by Geoff Webb, director of Product Marketing at Credant Technologies
Hacktivism is hardly a novel concept but there continues to be a vocal debate over what hackers are after and why they pursue specific targets. Should organizations worry in an enterprise-wide holistic sense about how to counter hacktivism or instead focus on a single set of threats to keep their IT systems and information safe?
The first question you have to know the answer too is what fuels the motivations of the hactivist community and has them stealing data in the first place? How you answer this question is vital if you want to protect your company from becoming a headline.
I saw this recent interview with security pundit Ira Winkler, which raises some interesting points with respect to whether organizations should be concerned with hacktivism and take steps to reduce the risk of being a target. I don’t necessarily agree with Mr. Winkler’s assertion that the majority of what we think of as hacktivism is simply vandalism with a new flag.
I suspect that there is a somewhat more complex dynamic at play here. He certainly makes a good point that the folks who perpetrate such attacks would probably be out hacking anyway. That’s reasonable, but I also think that the target of these attacks, and the level of effort they put in to those attacks is directed by the same sort of activist impulse that makes people stand outside in the rain with signs or throw eggs.
On the other hand, he’s completely correct that organizations shouldn’t be worrying specifically about how to counter hacktivism per se because focusing on a single set of threats is entirely the wrong approach to keeping your systems and information safe.
If you think about the reasons hackers are likely to attack your organization, they really aren’t terribly complex. They are either there because they want to steal from you, they want to damage your operations, or they want to embarrass you in some way. Of course, studies show that a good proportion of attacks are in some way opportunistic. In other words, you may be under attack simply because the hacker stumbled on to your site and found a vulnerability that they could exploit. Indeed, unless you are a government agency with classified data being targeted by a foreign country, chances are that’s exactly why you’re being attacked.
For example, a hacker might look for a Web-facing application built on tools he knows have a vulnerability that is often left unpatched. The hacker keeps probing organization after organization until he finds one that has this app and is open to attack. It's then he -- or she -- begins to worm his way in.

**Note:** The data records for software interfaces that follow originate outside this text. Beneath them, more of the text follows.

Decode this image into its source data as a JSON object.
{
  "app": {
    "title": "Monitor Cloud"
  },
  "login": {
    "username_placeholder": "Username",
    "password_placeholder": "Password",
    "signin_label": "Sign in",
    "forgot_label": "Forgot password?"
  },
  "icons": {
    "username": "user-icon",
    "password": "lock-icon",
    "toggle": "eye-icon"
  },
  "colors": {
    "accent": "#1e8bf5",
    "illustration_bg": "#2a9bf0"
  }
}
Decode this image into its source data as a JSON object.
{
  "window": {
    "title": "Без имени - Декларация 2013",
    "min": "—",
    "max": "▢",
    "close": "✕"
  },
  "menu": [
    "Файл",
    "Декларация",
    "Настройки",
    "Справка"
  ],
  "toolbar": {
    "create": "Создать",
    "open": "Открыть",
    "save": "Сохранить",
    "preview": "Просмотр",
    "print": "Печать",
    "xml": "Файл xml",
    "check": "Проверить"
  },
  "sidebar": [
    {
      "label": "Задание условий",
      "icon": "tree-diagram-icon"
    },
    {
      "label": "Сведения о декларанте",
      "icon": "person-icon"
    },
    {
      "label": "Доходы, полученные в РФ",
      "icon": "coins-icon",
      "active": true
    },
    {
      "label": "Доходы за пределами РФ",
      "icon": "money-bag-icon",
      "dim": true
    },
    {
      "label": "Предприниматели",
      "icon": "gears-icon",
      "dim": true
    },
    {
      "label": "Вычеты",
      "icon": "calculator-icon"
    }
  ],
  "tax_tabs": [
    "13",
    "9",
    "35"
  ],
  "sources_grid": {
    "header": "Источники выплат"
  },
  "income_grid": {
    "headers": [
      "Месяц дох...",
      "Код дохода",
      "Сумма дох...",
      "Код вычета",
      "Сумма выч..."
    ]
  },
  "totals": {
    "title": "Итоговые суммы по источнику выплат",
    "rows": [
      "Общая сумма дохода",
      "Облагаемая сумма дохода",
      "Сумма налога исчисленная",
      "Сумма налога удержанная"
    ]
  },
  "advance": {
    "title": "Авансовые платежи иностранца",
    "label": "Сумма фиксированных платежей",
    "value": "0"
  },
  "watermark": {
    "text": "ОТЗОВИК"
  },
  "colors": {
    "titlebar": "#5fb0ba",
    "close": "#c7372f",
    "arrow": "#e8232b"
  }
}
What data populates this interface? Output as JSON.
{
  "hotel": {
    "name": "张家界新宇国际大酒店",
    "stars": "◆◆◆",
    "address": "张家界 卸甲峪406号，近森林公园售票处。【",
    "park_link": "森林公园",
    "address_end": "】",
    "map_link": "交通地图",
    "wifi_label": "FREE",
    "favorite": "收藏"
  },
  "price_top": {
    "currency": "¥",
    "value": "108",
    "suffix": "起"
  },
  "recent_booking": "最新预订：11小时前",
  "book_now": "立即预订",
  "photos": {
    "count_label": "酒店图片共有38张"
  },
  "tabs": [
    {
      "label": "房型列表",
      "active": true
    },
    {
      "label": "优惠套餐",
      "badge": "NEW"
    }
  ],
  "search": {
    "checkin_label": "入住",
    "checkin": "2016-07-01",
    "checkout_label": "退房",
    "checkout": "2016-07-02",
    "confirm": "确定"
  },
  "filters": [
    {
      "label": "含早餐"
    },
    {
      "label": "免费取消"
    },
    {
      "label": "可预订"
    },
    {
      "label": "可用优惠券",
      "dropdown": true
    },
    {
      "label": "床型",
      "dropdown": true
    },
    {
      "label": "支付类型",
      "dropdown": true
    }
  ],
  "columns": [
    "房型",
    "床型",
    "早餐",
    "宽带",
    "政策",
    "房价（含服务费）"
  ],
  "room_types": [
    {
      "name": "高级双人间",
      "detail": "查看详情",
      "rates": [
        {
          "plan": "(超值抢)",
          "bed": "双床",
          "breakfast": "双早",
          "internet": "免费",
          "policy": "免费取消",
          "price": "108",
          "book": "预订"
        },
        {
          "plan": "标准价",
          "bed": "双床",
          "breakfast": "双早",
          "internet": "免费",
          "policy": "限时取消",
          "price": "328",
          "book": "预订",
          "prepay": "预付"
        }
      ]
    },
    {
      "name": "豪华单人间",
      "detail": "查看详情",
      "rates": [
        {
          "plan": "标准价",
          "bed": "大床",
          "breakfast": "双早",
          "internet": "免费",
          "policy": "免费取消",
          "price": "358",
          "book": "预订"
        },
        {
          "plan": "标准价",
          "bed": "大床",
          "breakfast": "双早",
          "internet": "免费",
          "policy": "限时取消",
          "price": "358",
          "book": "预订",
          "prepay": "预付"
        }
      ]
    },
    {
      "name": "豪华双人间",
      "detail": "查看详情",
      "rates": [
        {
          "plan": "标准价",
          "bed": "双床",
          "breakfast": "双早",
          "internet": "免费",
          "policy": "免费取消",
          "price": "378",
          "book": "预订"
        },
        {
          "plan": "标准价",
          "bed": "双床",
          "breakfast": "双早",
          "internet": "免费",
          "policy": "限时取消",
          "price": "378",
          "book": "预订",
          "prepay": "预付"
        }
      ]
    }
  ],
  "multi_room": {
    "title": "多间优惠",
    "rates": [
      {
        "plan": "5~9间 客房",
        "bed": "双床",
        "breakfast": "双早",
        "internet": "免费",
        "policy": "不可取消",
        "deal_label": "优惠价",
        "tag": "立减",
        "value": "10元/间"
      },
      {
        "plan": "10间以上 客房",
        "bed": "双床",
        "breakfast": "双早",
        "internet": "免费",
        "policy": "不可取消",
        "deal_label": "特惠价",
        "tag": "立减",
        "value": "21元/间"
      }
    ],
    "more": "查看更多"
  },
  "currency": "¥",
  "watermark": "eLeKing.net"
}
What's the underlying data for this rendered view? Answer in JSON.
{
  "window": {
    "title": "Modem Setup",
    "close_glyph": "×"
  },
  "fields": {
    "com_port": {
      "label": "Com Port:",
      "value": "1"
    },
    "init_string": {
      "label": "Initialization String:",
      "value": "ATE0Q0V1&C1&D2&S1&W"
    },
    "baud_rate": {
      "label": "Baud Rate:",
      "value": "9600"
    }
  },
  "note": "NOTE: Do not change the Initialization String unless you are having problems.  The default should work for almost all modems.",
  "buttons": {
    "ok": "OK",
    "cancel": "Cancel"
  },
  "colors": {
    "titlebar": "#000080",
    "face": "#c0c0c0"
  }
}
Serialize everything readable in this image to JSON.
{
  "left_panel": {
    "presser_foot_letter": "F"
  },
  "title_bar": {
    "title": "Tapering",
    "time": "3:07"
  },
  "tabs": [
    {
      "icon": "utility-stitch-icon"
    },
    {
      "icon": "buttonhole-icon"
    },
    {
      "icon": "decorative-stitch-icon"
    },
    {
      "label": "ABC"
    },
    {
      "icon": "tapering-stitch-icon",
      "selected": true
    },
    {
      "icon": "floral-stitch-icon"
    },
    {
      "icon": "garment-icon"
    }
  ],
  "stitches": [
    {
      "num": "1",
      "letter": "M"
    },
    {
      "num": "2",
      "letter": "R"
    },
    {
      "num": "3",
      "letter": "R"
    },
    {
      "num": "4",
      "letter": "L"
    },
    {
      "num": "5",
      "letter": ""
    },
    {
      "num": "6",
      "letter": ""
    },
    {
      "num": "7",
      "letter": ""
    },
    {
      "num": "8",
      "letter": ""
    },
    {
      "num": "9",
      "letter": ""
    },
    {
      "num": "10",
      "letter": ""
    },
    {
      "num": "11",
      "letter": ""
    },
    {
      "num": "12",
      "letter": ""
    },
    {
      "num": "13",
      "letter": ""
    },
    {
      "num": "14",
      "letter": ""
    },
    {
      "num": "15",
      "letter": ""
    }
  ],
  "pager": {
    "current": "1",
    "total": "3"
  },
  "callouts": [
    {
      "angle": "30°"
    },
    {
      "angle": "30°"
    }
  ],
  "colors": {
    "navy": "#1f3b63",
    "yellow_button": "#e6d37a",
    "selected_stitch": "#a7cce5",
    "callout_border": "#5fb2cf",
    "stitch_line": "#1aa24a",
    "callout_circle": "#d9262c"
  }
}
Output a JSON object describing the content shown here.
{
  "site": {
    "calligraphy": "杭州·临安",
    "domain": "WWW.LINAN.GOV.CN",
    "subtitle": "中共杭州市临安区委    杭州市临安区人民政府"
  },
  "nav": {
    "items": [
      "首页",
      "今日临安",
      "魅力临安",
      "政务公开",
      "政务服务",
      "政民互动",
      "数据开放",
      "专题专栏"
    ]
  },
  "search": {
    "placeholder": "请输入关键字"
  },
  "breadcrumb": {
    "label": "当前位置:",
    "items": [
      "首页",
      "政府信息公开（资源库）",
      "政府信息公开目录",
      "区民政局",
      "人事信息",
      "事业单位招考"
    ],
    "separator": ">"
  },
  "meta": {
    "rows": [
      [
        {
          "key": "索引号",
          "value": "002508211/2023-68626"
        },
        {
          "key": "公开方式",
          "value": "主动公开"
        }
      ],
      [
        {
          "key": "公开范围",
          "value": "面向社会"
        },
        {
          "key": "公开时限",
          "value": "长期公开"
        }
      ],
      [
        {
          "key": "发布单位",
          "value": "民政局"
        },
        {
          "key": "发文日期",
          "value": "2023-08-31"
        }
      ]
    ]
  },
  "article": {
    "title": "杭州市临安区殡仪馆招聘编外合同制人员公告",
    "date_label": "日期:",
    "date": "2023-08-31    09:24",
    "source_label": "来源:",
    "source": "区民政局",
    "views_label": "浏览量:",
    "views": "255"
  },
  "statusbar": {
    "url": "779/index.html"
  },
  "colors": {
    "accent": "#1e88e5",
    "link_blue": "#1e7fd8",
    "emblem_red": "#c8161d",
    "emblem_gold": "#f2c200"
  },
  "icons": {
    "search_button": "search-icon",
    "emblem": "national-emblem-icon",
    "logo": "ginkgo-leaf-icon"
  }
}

They may not, at the time, know what data you have worth stealing, nor where it is. Rather, the attacker could simply be cruising your network looking for anything from CAD files (often the source of saleable IP) to credit card numbers to customer records. Anything, in fact, that could be sold to a third party.
And here’s the point: Although the attacker may not know what you have worth stealing -- you do. You probably already know what information is valuable, what information is potentially caustic and could be damaging if breached. You probably know where it is (in bulk at least), how to get access to it, who has access, and what measures are in place to control access to it. In fact, at a minimum you should already:
1. Understand where you hold and process sensitive information;
2. Ensure that security best practices are applied to those processes;
3. Train employees to handle sensitive information correctly, and to understand the value of the information they are dealing with;
4. Audit the processes and controls to make sure they stay operationally secure; and
5. Update the above as business processes change.
If, in fact, you don’t know all the above, then at least take solace in this thought: If the headlines are anything to go by, you are certainly not alone. And, second, maybe there’s still time to close the window of risk before an attacker comes calling. But, like everything else on your high-priority To Do, list yesterday was the day to start looking because tomorrow may be too late.
Geoff Webb has over 20 years of experience in the tech industry and is a senior member of the product marketing team at Credant Technologies. Geoff provides commentary on security and compliance trends for such journals and websites as: eSecurityPlanet, CIO Update, The Tech Herald, Compliance Authority, Virtual Strategy Magazine, and many others. Prior to Credant, Geoff held management positions at NetIQ, FutureSoft, SurfControl and JSB. Geoff holds a combined bachelor of science degree in computer science and prehistoric archaeology from the University of Liverpool.
One of the ways around the issues of security and control that make some businesses wary of cloud computing is to build a private cloud -- one that remains within the corporate firewall and is wholly controlled internally. Private clouds also increase the agility of IT an organization's IT infrastructure and make it easier to roll out new technology projects. Download this eBook to get the facts behind the private cloud and learn how your organization can get started.